• [Task brief] Please print, exactly, only the lines in the entries below from the line that has "Transcribe this image's" through the line that has "What's the underlying". Pictures don't go in.

• [Data records]
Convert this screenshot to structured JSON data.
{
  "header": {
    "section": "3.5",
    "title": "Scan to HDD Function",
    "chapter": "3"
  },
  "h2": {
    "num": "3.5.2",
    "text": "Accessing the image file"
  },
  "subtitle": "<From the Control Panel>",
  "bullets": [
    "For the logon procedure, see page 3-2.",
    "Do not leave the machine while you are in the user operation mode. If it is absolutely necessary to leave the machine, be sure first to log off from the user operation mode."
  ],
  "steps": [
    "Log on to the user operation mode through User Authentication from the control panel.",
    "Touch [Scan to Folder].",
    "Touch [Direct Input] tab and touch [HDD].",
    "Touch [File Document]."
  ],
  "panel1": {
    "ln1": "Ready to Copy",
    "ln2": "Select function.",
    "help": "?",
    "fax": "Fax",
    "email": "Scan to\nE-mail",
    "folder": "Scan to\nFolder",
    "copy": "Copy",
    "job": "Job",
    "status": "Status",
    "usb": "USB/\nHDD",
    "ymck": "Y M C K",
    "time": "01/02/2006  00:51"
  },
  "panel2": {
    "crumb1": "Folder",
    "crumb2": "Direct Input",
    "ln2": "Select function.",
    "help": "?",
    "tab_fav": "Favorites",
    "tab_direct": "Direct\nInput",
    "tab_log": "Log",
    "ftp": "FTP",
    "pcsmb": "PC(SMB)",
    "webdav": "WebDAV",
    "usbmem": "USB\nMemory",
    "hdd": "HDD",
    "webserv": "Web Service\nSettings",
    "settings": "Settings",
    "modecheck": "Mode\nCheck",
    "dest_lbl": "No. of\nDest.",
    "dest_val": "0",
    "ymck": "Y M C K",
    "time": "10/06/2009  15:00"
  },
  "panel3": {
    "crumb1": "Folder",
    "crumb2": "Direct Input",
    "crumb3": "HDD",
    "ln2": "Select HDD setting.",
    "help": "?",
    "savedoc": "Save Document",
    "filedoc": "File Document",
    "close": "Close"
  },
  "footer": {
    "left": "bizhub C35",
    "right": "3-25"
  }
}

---

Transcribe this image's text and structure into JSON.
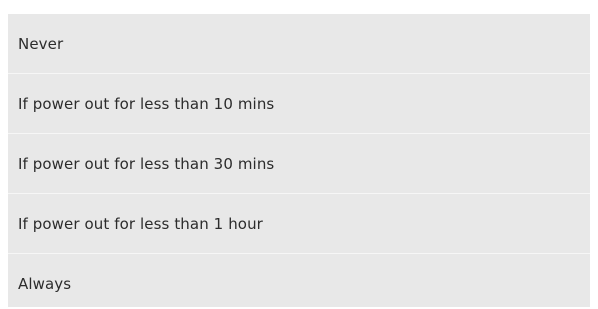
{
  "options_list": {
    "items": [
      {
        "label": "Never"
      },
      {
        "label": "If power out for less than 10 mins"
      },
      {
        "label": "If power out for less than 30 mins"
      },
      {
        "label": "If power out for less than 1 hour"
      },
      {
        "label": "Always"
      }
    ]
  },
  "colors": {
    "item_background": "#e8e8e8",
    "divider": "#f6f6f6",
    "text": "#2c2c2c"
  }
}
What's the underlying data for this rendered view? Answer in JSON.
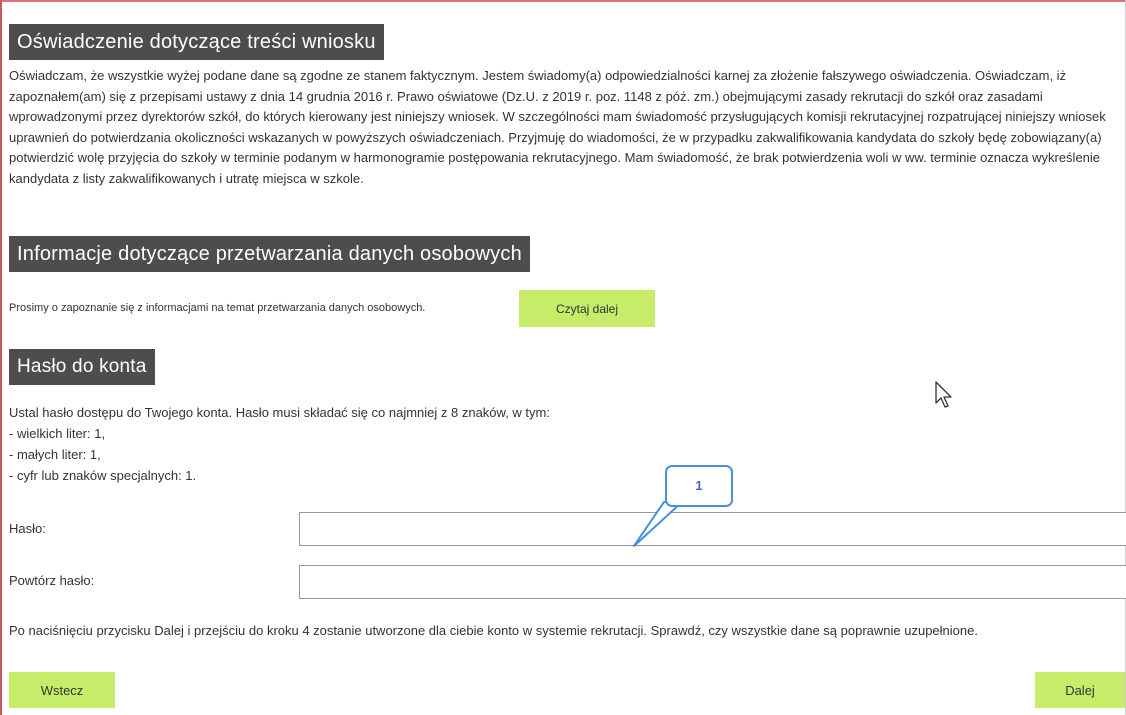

• [Written answer]
Transcribe this image's text and structure into JSON.
{
  "options_list": {
    "items": [
      {
        "label": "Never"
      },
      {
        "label": "If power out for less than 10 mins"
      },
      {
        "label": "If power out for less than 30 mins"
      },
      {
        "label": "If power out for less than 1 hour"
      },
      {
        "label": "Always"
      }
    ]
  },
  "colors": {
    "item_background": "#e8e8e8",
    "divider": "#f6f6f6",
    "text": "#2c2c2c"
  }
}
What's the underlying data for this rendered view? Answer in JSON.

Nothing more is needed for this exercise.